Arr. Reynolds 10.20 am 5.09 pa 7 30 am
" Cable 1 11. 00 am 6.40 pn I 8 05 am
A com. ' rcom Accom
Lv. Cable 6.2 am 1..'0 pn 8 45 pm
Ar. Reynolds 7 00 an-1 1 .45 pn 4 5 pm
" Bock Island 7.55 am' i.QQTm 5.80 pr
B. B. BUDLOW, .. TCKHUr.S
Superintendent. -' Tkt. Aee-
EstMe of John G. Mueller, Deceased .
The undersigned having been apoointe I admin
istratrix of the estate of John O Mueller, late of
tbe coun y of Rock Ialsnd. state of Illinois, de
ceaiwd. hereby gites notice thst she will sppear be
fore the connty court of Ro-i tslanl county, at
the office of the clerk of .aid coort. In the city of
Rock Island, at the June term, on the flret
Mondav In June next, at bich time
all persons bavin;; cl.ins sgaimt said estate are
no-ifled and requested 'oatund, tor the purpose
of having the same adjusted.
All persins Indebted to said estate are reqnes
ed to make immediate payment to tbe under
i ated bis 12th day of A prH, A. t. 1892.
ATHKRIsStJ .MOEL LKR,
.i.l. .. .1..
' i- ..1T1. 1 :' v:'i . 1 .
'' AS.-.1-; k.iu:: i
tr.rriT rv : i
i" uLt ra:h i
ai d g:-n2irj l-l.:. u..'' i
coir.iiiri. allon : " '.! i
nonliiri: ar. J u. -i
VESTIBULE EXPRESS TSAZS
Leailng all coraretltn In -lfr.Vr '! rr.;-
between CHICAGO ar.J I'E X-'.ST "' -BLUFFS
ar.d OMAHA. ar.J i !:" t
DEXTER, OOLOIUPO frP.lN'.. a:.i !'
KAK3AS CITV a:i.l Ti 'I TKt J 'l
First-Class Pay Cuecb.. FI.F.F. EF' -
CAES. and Palace Sleeper. i v
Close connecti. ni at Iwnrer a:.: C . '. :s- ''jr
diverging railway lines, v " f ri ta '
TRANS-ROCKY M0USTAW ROi
r v.l. .w...nTe.i tn!l ":- -
1I1KUIOU HllllOll "'" ' ,
Lake Oty. Ogder. anl Sin 1 :ic:c"
iabAlf I ll" ...... - &
from Manltou. Pike's Teak ar.l '.! '. '' -
cenic resorts and cities and n.lc:!i .-'-
DAILY FAST EXPRESS TSlZX

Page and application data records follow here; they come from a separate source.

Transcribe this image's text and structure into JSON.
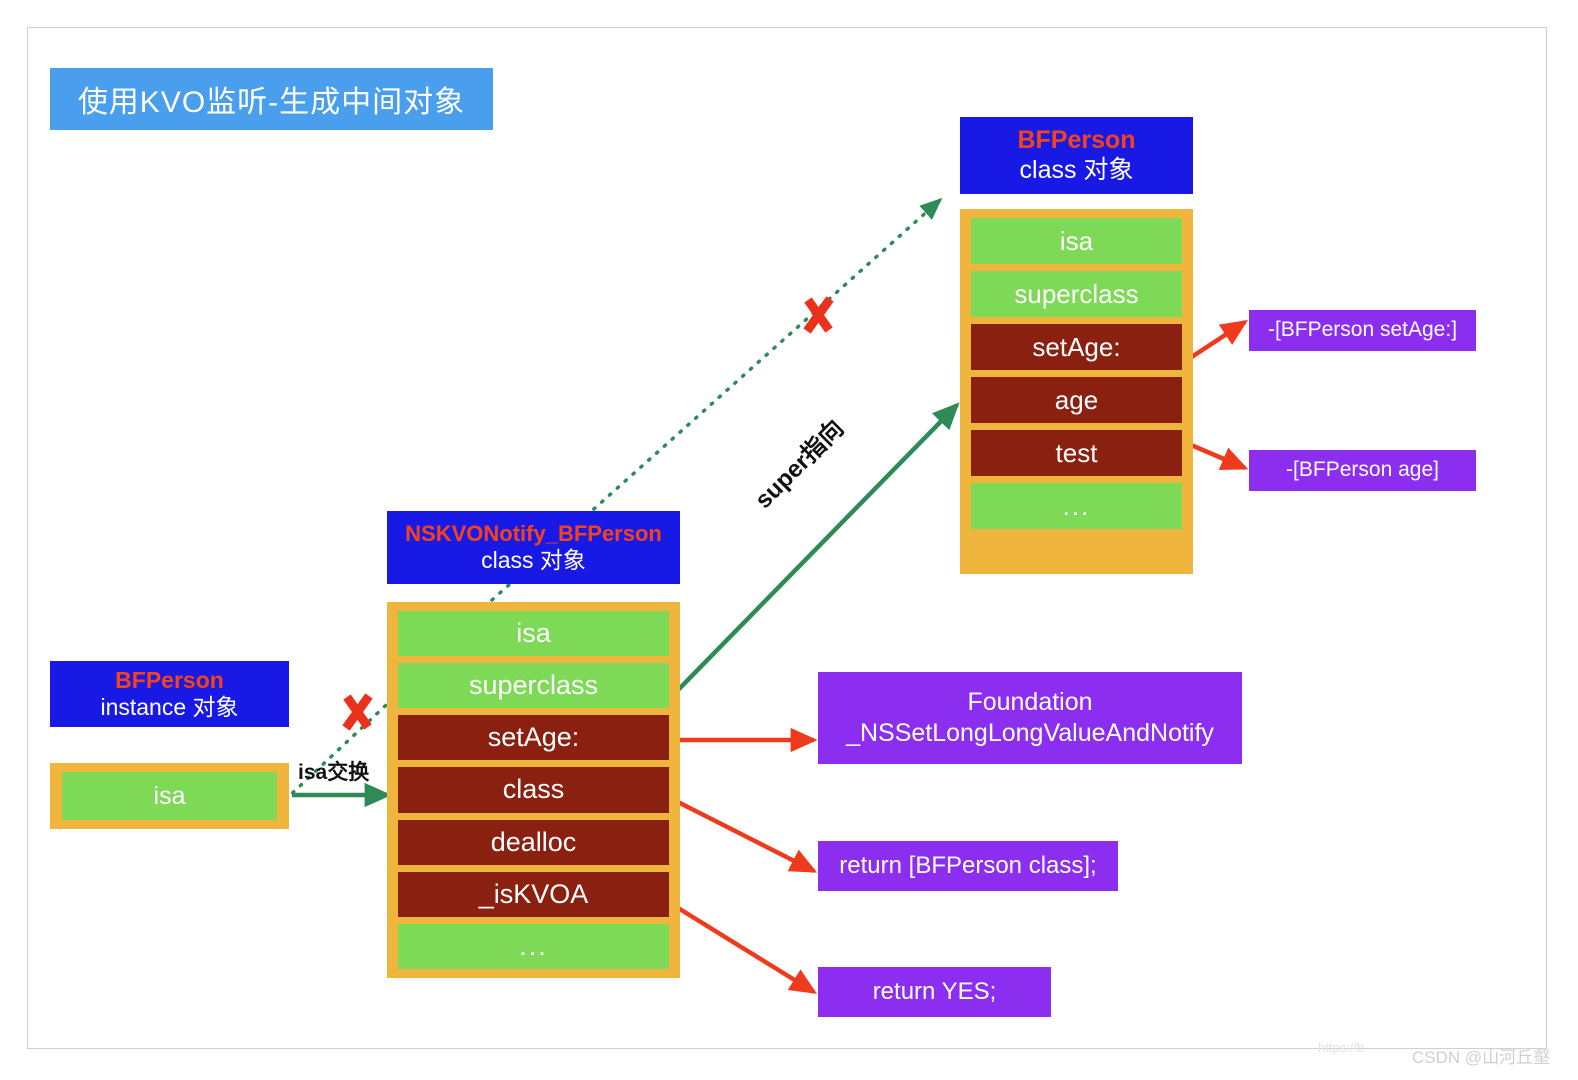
{
  "title": {
    "text": "使用KVO监听-生成中间对象"
  },
  "bfperson_class": {
    "header": {
      "name": "BFPerson",
      "kind": "class 对象"
    },
    "rows": [
      {
        "label": "isa",
        "style": "green"
      },
      {
        "label": "superclass",
        "style": "green"
      },
      {
        "label": "setAge:",
        "style": "dark"
      },
      {
        "label": "age",
        "style": "dark"
      },
      {
        "label": "test",
        "style": "dark"
      },
      {
        "label": "...",
        "style": "green"
      }
    ]
  },
  "nskvo_class": {
    "header": {
      "name": "NSKVONotify_BFPerson",
      "kind": "class 对象"
    },
    "rows": [
      {
        "label": "isa",
        "style": "green"
      },
      {
        "label": "superclass",
        "style": "green"
      },
      {
        "label": "setAge:",
        "style": "dark"
      },
      {
        "label": "class",
        "style": "dark"
      },
      {
        "label": "dealloc",
        "style": "dark"
      },
      {
        "label": "_isKVOA",
        "style": "dark"
      },
      {
        "label": "...",
        "style": "green"
      }
    ]
  },
  "bfperson_instance": {
    "header": {
      "name": "BFPerson",
      "kind": "instance 对象"
    },
    "rows": [
      {
        "label": "isa",
        "style": "green"
      }
    ]
  },
  "callouts": {
    "setage_impl": "-[BFPerson setAge:]",
    "age_impl": "-[BFPerson age]",
    "foundation_line1": "Foundation",
    "foundation_line2": "_NSSetLongLongValueAndNotify",
    "return_class": "return [BFPerson class];",
    "return_yes": "return YES;"
  },
  "annotations": {
    "isa_swap": "isa交换",
    "super_pointer": "super指向"
  },
  "watermark": {
    "url": "https://b",
    "credit": "CSDN @山河丘壑"
  },
  "colors": {
    "title_banner": "#4A9EEE",
    "blue_box": "#1919E6",
    "class_name_red": "#F4431C",
    "struct_border": "#EFB53C",
    "cell_green": "#7ED957",
    "cell_dark_red": "#8A2110",
    "purple": "#8B2EF0",
    "arrow_red": "#EE3B1E",
    "arrow_green": "#2E8B57",
    "dotted_green": "#2E8B57",
    "x_mark_red": "#E8321B"
  }
}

avansas ana ue tnui.n ihii...... - . flix
LEA ROUTE fiom Kn C'-ty a: iarJV pi
town, Sioux rails, j:i'-" ;
csnnectiong for all r"tnt n r.h aad d.t--
the lakes and the racinc t.-C-
For Tickets. Mars, roiae. - ,i:J,
apply to any Coupon Ticket Crt w -
or rnA or address
E. ST. JOHN. JOHN SEBASTUl
Or-" Manager. cn Tt-
CEICi . a -Ll
From 8t Joseph snd Kana City to asl lJ
portant towns, cities and se-tsr." lan:-" r.
I ooperion ,.,
d-tentln fro b" . ,
PILES CVRE without
cautery no acettb.tic-""1
...... I'k-fi' '. or
The Rupture Specialist.'" '
date will be at ,tT
Every MONDAY and T,
...... a ft Britt.'O." . ... t'K
tteiererc". n- -. - 1 .
Chicago: wm lu 11 o t
Sweetlaod Highland Prk,